IT’S IN OUR NATURE to want what we DON’T have and to not want what we DO have.
As evidence, witness the recent hot spell which we all initially welcomed like some long-absent friend, but eventually tired of as it sucked away our energy, left lawns parched, rivers and lakes cracked and dry and had us sweating like pigs in broken-down trains and offices when the overloaded air conditioning gave up.
Worse, as night-time temperatures refused to drop below the 20s we couldn’t sleep. Sodding weather! We’d had enough!
What short memories we all have. How soon we forget the cold misery of March: cursing and shivering, we dreamed of warm sunshine as we donned heavy coats and hunched ourselves up to face the freezing al fresco rigours. Sodding weather! We’d had enough!
And what in March would be some kind of torture — being forced to eat an ice-cream outdoors — within a month or so became an irresistible pleasure.
The recent hot, stuffy weather has tempted me into the sea. Even in the hottest of temperatures, those braving the plunge along the North East coast I calculate to be 0.001 per cent of the population. Of these, the majority never go in beyond their knees, squealing in goose-pimply horror as the cold water shocks their skin.
Even in the hottest of spells the North Sea refuses to warm up. Those few seconds each side of full immersion remain among the most existentially challenging experiences known to humankind.
Occasionally I have waded out to mid-thigh depth, closed my eyes, counted to three ready for the shock of submersion. . . then chickened out and run for shore. This doesn’t always happened: normally I take the plunge.
Once submerged, the temptations is to leap straight back up. This must be resisted; within ten seconds (best to count silently) your body begins to adapt. Within 30 seconds the experience even becomes remotely bearable and — wait for it — just every now and then approaches the almost enjoyable. I normally stay in for about 10-15 minutes, bobbing about like a cork.
Sometimes I inadvertently swallow sea water, an unpleasant experience that reminds me of water’s unique split personality: from rivers or lakes it is a refreshing, life-saving drink; from the sea it is a foul-tasting concoction that would drive you mad with thirst. Thirst! From drinking water!
Once out of the sea, dried off on the beach and back home (luckily I am only two minutes away) comes the real bonus, the zingy alive feeling that reminds me that I should do this every day, an objective I will never achieve.
Resist taking a shower straight away. Salt water, despite its unattractive side, has beneficial qualities, especially for old, creaking bones such as mine. Allow these qualities to get to work.
Many people will travel hundreds of miles for a holiday by the sea, then sit on the beach and just stare. Not even a big toe is dangled therein. No-one quite knows why this is, although the best explanation comes from Elaine Morgan’s Aquatic Ape theory which argues that humans evolved from life in the oceans, something always present in our collective memories.
Cold water swimming (or in my case, cold water messing about) has been proven to be good for the heart and the circulation.
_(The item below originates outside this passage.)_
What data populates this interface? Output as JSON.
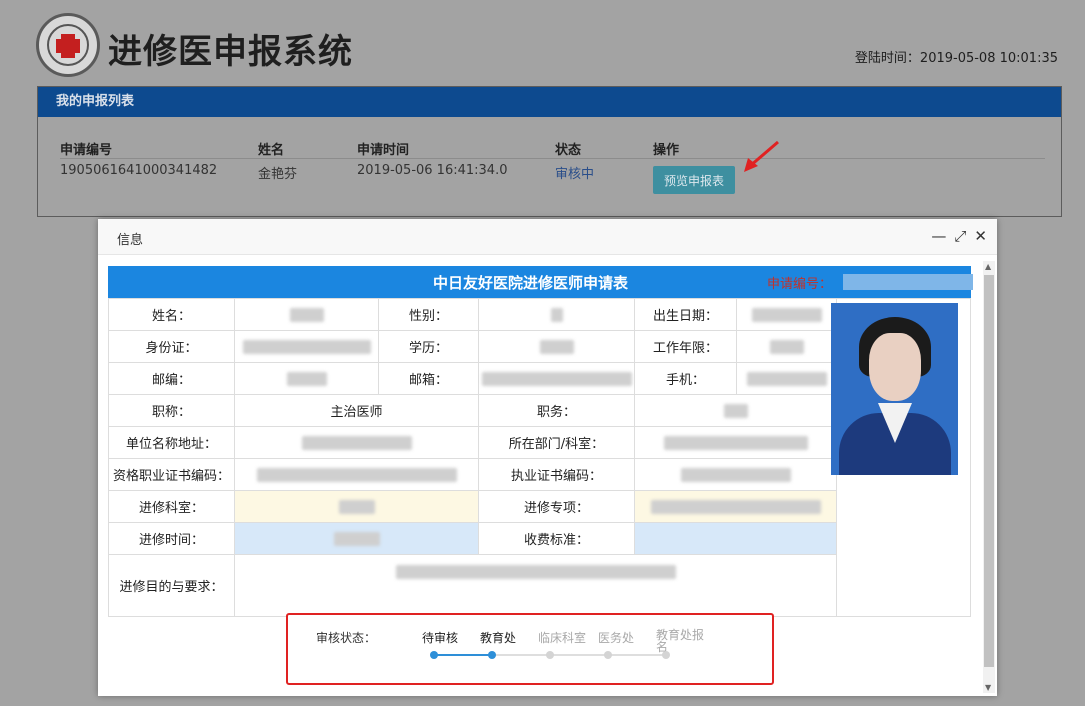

I have no empirical knowledge to back up the following statement but would suggest that often it is a healthier, safer alternative than popping pills to ward off the blues.
Global warming means soon all those Mediterranean holiday resorts will simply become too hot to handle. Holidaymakers from Spain and Greece, as well as the UK, will soon be flocking to the likes of my beach at Cullercoats.
But here’s my small wager. No matter the extent of global warming and no matter how high the thermometer rises, that stubborn North Sea will resolutely refuse ever to turn warm.